Dataset excerpts:
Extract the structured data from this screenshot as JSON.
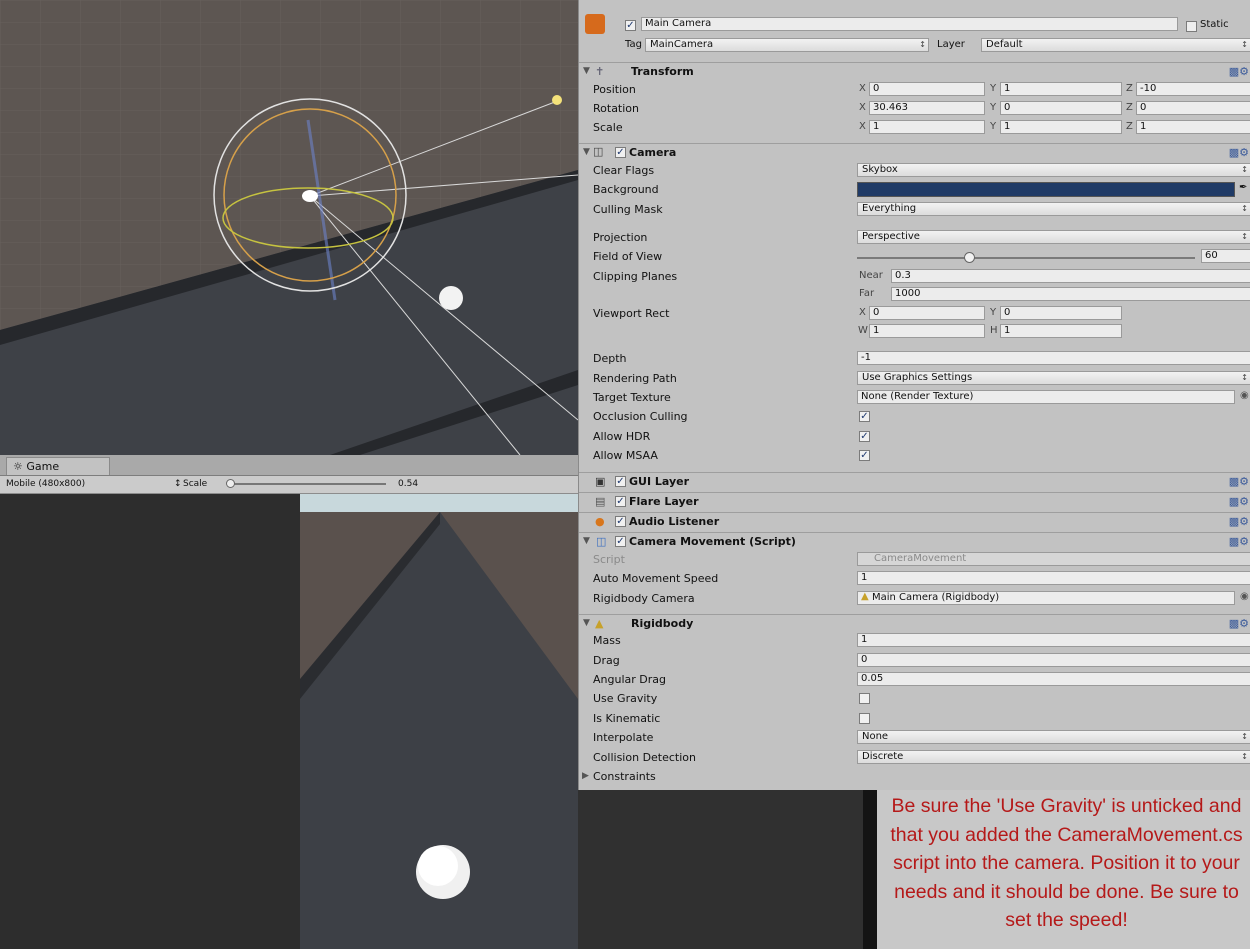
{
  "scene_view": {},
  "game_view": {
    "tab_label": "Game",
    "resolution": "Mobile (480x800)",
    "scale_label": "Scale",
    "scale_value": "0.54"
  },
  "inspector": {
    "object_name": "Main Camera",
    "static_label": "Static",
    "tag_label": "Tag",
    "tag_value": "MainCamera",
    "layer_label": "Layer",
    "layer_value": "Default",
    "transform": {
      "title": "Transform",
      "position_label": "Position",
      "rotation_label": "Rotation",
      "scale_label": "Scale",
      "axis_x": "X",
      "axis_y": "Y",
      "axis_z": "Z",
      "pos_x": "0",
      "pos_y": "1",
      "pos_z": "-10",
      "rot_x": "30.463",
      "rot_y": "0",
      "rot_z": "0",
      "scl_x": "1",
      "scl_y": "1",
      "scl_z": "1"
    },
    "camera": {
      "title": "Camera",
      "clear_flags_label": "Clear Flags",
      "clear_flags": "Skybox",
      "background_label": "Background",
      "background_color": "#1f3a66",
      "culling_mask_label": "Culling Mask",
      "culling_mask": "Everything",
      "projection_label": "Projection",
      "projection": "Perspective",
      "fov_label": "Field of View",
      "fov": "60",
      "fov_fraction": 0.33,
      "clipping_label": "Clipping Planes",
      "near_label": "Near",
      "near": "0.3",
      "far_label": "Far",
      "far": "1000",
      "viewport_label": "Viewport Rect",
      "vx_label": "X",
      "vx": "0",
      "vy_label": "Y",
      "vy": "0",
      "vw_label": "W",
      "vw": "1",
      "vh_label": "H",
      "vh": "1",
      "depth_label": "Depth",
      "depth": "-1",
      "rendering_path_label": "Rendering Path",
      "rendering_path": "Use Graphics Settings",
      "target_texture_label": "Target Texture",
      "target_texture": "None (Render Texture)",
      "occlusion_label": "Occlusion Culling",
      "hdr_label": "Allow HDR",
      "msaa_label": "Allow MSAA"
    },
    "gui_layer": {
      "title": "GUI Layer"
    },
    "flare_layer": {
      "title": "Flare Layer"
    },
    "audio_listener": {
      "title": "Audio Listener"
    },
    "camera_movement": {
      "title": "Camera Movement (Script)",
      "script_label": "Script",
      "script_value": "CameraMovement",
      "speed_label": "Auto Movement Speed",
      "speed_value": "1",
      "rb_label": "Rigidbody Camera",
      "rb_value": "Main Camera (Rigidbody)"
    },
    "rigidbody": {
      "title": "Rigidbody",
      "mass_label": "Mass",
      "mass": "1",
      "drag_label": "Drag",
      "drag": "0",
      "angular_label": "Angular Drag",
      "angular": "0.05",
      "gravity_label": "Use Gravity",
      "kinematic_label": "Is Kinematic",
      "interpolate_label": "Interpolate",
      "interpolate": "None",
      "collision_label": "Collision Detection",
      "collision": "Discrete",
      "constraints_label": "Constraints"
    }
  },
  "note": {
    "text": "Be sure the 'Use Gravity' is unticked and that you added the CameraMovement.cs script into the camera. Position it to your needs and it should be done. Be sure to set the speed!",
    "color": "#b51919"
  }
}
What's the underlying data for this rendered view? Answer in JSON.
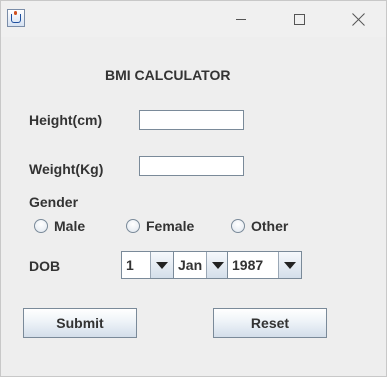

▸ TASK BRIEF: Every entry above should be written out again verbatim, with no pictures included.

▸ ANSWER TO THIS EXERCISE:
Extract the structured data from this screenshot as JSON.
{
  "scene_view": {},
  "game_view": {
    "tab_label": "Game",
    "resolution": "Mobile (480x800)",
    "scale_label": "Scale",
    "scale_value": "0.54"
  },
  "inspector": {
    "object_name": "Main Camera",
    "static_label": "Static",
    "tag_label": "Tag",
    "tag_value": "MainCamera",
    "layer_label": "Layer",
    "layer_value": "Default",
    "transform": {
      "title": "Transform",
      "position_label": "Position",
      "rotation_label": "Rotation",
      "scale_label": "Scale",
      "axis_x": "X",
      "axis_y": "Y",
      "axis_z": "Z",
      "pos_x": "0",
      "pos_y": "1",
      "pos_z": "-10",
      "rot_x": "30.463",
      "rot_y": "0",
      "rot_z": "0",
      "scl_x": "1",
      "scl_y": "1",
      "scl_z": "1"
    },
    "camera": {
      "title": "Camera",
      "clear_flags_label": "Clear Flags",
      "clear_flags": "Skybox",
      "background_label": "Background",
      "background_color": "#1f3a66",
      "culling_mask_label": "Culling Mask",
      "culling_mask": "Everything",
      "projection_label": "Projection",
      "projection": "Perspective",
      "fov_label": "Field of View",
      "fov": "60",
      "fov_fraction": 0.33,
      "clipping_label": "Clipping Planes",
      "near_label": "Near",
      "near": "0.3",
      "far_label": "Far",
      "far": "1000",
      "viewport_label": "Viewport Rect",
      "vx_label": "X",
      "vx": "0",
      "vy_label": "Y",
      "vy": "0",
      "vw_label": "W",
      "vw": "1",
      "vh_label": "H",
      "vh": "1",
      "depth_label": "Depth",
      "depth": "-1",
      "rendering_path_label": "Rendering Path",
      "rendering_path": "Use Graphics Settings",
      "target_texture_label": "Target Texture",
      "target_texture": "None (Render Texture)",
      "occlusion_label": "Occlusion Culling",
      "hdr_label": "Allow HDR",
      "msaa_label": "Allow MSAA"
    },
    "gui_layer": {
      "title": "GUI Layer"
    },
    "flare_layer": {
      "title": "Flare Layer"
    },
    "audio_listener": {
      "title": "Audio Listener"
    },
    "camera_movement": {
      "title": "Camera Movement (Script)",
      "script_label": "Script",
      "script_value": "CameraMovement",
      "speed_label": "Auto Movement Speed",
      "speed_value": "1",
      "rb_label": "Rigidbody Camera",
      "rb_value": "Main Camera (Rigidbody)"
    },
    "rigidbody": {
      "title": "Rigidbody",
      "mass_label": "Mass",
      "mass": "1",
      "drag_label": "Drag",
      "drag": "0",
      "angular_label": "Angular Drag",
      "angular": "0.05",
      "gravity_label": "Use Gravity",
      "kinematic_label": "Is Kinematic",
      "interpolate_label": "Interpolate",
      "interpolate": "None",
      "collision_label": "Collision Detection",
      "collision": "Discrete",
      "constraints_label": "Constraints"
    }
  },
  "note": {
    "text": "Be sure the 'Use Gravity' is unticked and that you added the CameraMovement.cs script into the camera. Position it to your needs and it should be done. Be sure to set the speed!",
    "color": "#b51919"
  }
}
What's the underlying data for this rendered view? Answer in JSON.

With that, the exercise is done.